merely enlarge our view of the subject
we are testing.
Again Judge Harmon says relative to
the commencement of hostilities with
Spain :
"But wo know that for various reas
ons we were liable to bo suspected of
covetousness lurking behind our pro
fessed motives , and to bo accused of
making a pretext rather than a prece
dent. The war resolutions , therefore ,
which wore passed almost without dis
sent and approved without hesitation ,
were made expressly to declare that wo
did not covet our neighbor's lands from
which wo demanded her withdrawal.
"That neighbor , thus made our enemy ,
has , scattered over the globe , the rem
nants of her great possessions. It was
of course proper to attack her in any of as well as in Cuba. The victory
which Commodore Dewey promptly
won seemed to bring within our grasp a
largo group of inhabited islands , nearly
8,000 miles away , and to show that still
others might bo had for the taking.
"Forthwith , before wo had conquered
a foot of Spanish soil , it was declared by
many for whoso statements wo are held
in a measure accountable that wo shall
keep whatever wo take. Wo must
seixo the dominion from which 'wo
thrust Spain , and become the ruler of
numerous and distant peoples of unkin-
dred race and tongue.
"Various pretexts are suggested for
escape from our disclaimer of territorial
cupidity. It applied to Cuba only. It
merely expressed our intentions at the
time , subject to change. Spain did not
promptly yield , but persists in pretend
ing she is making war. The declara
tion was of no consequence , anyway ,
because it was voluntary and without
"If , without seeming to discredit our
country , wo may assume that she will
ountenanco tricks of special pleading
against her solemn self-assumed
, - obliga
tion of honor , or if wo may suppose that
circumstances will arise to release her
from it in the judgment of mankind , it
becomes our duty to consider the action
proposed. It involves a radical change
in the course the country has followed
from the beginning , and is not a matter

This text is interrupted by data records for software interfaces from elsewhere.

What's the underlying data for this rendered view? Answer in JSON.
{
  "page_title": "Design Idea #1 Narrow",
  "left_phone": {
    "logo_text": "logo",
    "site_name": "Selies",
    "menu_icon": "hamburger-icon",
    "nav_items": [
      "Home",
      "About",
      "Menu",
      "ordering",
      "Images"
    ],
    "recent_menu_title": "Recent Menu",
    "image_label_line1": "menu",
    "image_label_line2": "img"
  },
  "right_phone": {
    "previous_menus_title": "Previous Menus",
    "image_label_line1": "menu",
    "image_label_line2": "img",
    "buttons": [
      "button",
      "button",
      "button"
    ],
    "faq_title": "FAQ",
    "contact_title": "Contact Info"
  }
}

to bo settled by hue and cry. I shall
briefly discuss it , not as n question of
policy but as one of constitutional right.
"No authority to acquire territory ,

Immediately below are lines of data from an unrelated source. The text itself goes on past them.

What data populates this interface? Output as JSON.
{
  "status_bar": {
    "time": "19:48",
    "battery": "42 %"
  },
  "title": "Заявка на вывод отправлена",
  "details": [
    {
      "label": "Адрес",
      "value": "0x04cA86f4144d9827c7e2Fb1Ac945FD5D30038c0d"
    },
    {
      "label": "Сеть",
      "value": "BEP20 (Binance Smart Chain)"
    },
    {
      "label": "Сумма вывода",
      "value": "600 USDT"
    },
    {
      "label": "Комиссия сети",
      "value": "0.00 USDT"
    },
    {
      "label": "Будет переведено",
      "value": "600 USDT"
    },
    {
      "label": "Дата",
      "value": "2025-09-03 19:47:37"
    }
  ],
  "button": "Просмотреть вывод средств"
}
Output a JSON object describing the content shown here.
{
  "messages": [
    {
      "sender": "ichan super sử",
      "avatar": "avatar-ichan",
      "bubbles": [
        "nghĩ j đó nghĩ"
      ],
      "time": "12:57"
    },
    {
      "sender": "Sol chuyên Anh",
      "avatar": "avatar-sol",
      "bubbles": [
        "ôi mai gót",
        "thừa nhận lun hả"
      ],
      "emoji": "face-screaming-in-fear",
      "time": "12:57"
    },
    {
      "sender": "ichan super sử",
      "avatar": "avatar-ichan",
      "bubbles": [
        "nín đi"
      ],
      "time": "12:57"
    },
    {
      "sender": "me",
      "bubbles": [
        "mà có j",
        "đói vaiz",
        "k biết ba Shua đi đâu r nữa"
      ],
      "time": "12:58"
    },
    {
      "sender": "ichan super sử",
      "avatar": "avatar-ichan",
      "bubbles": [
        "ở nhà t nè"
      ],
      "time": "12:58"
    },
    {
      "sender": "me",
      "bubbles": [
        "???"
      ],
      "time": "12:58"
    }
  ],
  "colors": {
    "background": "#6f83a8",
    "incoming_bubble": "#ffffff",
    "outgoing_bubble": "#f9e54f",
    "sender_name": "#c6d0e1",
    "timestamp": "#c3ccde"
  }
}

anywhere , is expressly granted. Jef
ferson thought the book of the Consti
tution had to be closed while he bought
Louisiana. He depended on subsequent
approval by an amendment , the form of

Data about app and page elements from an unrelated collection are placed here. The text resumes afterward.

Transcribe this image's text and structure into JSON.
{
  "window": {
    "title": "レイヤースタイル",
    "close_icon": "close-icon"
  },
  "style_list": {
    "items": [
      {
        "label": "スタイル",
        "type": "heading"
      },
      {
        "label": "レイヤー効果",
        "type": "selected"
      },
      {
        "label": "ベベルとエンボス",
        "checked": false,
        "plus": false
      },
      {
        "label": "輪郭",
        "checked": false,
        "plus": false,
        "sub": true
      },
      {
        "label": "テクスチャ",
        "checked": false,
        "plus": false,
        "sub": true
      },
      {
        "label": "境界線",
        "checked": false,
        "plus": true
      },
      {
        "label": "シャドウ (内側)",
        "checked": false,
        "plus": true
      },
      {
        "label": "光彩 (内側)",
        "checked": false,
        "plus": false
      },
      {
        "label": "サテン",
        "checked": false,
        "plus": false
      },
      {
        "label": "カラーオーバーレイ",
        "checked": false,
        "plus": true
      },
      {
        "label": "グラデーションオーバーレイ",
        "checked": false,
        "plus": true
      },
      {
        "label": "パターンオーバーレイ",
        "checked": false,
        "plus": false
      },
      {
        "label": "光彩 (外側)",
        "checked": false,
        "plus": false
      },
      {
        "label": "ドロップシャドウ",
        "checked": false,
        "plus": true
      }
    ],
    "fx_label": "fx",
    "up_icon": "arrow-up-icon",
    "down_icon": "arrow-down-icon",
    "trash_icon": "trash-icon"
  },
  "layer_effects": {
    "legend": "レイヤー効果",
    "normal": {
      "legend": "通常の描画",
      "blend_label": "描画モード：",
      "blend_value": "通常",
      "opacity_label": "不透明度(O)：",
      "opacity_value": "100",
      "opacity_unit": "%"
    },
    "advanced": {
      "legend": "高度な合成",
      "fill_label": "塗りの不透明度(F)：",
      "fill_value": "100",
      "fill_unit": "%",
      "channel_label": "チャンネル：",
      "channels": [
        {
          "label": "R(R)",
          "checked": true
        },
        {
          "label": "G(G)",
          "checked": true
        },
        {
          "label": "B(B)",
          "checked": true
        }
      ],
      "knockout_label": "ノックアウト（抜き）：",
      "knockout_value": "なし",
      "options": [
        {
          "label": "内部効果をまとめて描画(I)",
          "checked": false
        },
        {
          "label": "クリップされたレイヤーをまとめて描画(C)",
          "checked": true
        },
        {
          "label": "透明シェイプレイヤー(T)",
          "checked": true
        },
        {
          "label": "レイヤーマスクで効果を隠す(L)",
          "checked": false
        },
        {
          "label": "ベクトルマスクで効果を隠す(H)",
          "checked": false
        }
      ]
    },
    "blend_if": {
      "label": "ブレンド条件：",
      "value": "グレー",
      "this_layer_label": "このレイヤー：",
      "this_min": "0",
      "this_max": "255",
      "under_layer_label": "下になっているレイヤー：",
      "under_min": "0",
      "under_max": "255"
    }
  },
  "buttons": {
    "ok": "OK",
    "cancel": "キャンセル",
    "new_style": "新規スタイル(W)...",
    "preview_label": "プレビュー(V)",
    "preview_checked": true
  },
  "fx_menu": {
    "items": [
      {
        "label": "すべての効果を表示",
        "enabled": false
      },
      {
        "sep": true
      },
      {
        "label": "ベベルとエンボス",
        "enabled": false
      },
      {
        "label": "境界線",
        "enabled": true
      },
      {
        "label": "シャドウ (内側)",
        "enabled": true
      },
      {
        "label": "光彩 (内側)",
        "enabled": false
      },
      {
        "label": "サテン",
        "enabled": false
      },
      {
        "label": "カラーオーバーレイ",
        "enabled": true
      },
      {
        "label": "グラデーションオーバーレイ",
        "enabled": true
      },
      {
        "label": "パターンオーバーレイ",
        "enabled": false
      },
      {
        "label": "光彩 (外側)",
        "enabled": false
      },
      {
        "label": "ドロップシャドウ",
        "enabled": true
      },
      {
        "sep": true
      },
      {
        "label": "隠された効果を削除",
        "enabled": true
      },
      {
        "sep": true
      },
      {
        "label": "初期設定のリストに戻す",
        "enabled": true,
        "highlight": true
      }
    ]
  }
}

which he prepared. The Federalists ,
except Hamilton , agreed with his con
struction , though they condemned his
"The purchase of Florida followed , in
connection with the fixing of our boun
dary with Spain west of the Mississippi
vvliich extended our domain to the Pa
cific north of California. Then we an
nexed Texas and by conquest , confirmed
by treaty , pushed our frontier south
ward. Soon after wo made the Gads-
den purchase from Mexico , giving our
present southern boundary. Then we
bought Alaska.
"The power has been established by
general acquiescence in these precedents.
The courts have said it is implied from
the war and treaty powers. But there
has been no occasion to define the limits
which are fixed for this , as for all im
plied powers , by the necessity which
alone justifies the implication.
' The authority of congress to provide
for the entire government of territory
acquired , until it shall bo included in a
state , has passed the stage of controver
sy. That to admit new states is ex
press and unquestioned. "
Money is the one tiling which man
works for , struggles for , that never con
fers any satisfactions or blessings upon
him until ho parts with it. Hoarded
money benefits nobody. All active
money is useful. Banks are the reser
voirs whence money streams out and
fertilizes business. A country without
banks cannot carry on commerce and
manufactiire any more than one without
streams , springs or rainfall can live by
The ( Icxin1 for more money is almost
universal. And many callow economists
mistake it for a dnnuml for more money.
But legitimate demand for money can
bo made only by those who have valu
ables to exchange for money.
Money can never bo made so plentiful
that those who have no legitimate credit
at bank will bo able to get loans without
improving their characters and collat
erals. Money will never bo so cheap
and plentiful as to circulate automati
The garden of Eden was never visited
by a tax assessor. Taxlcssness was a
conspicuous charm of Paradise. The
lower the taxes the nearer wo are to
Paradise regained.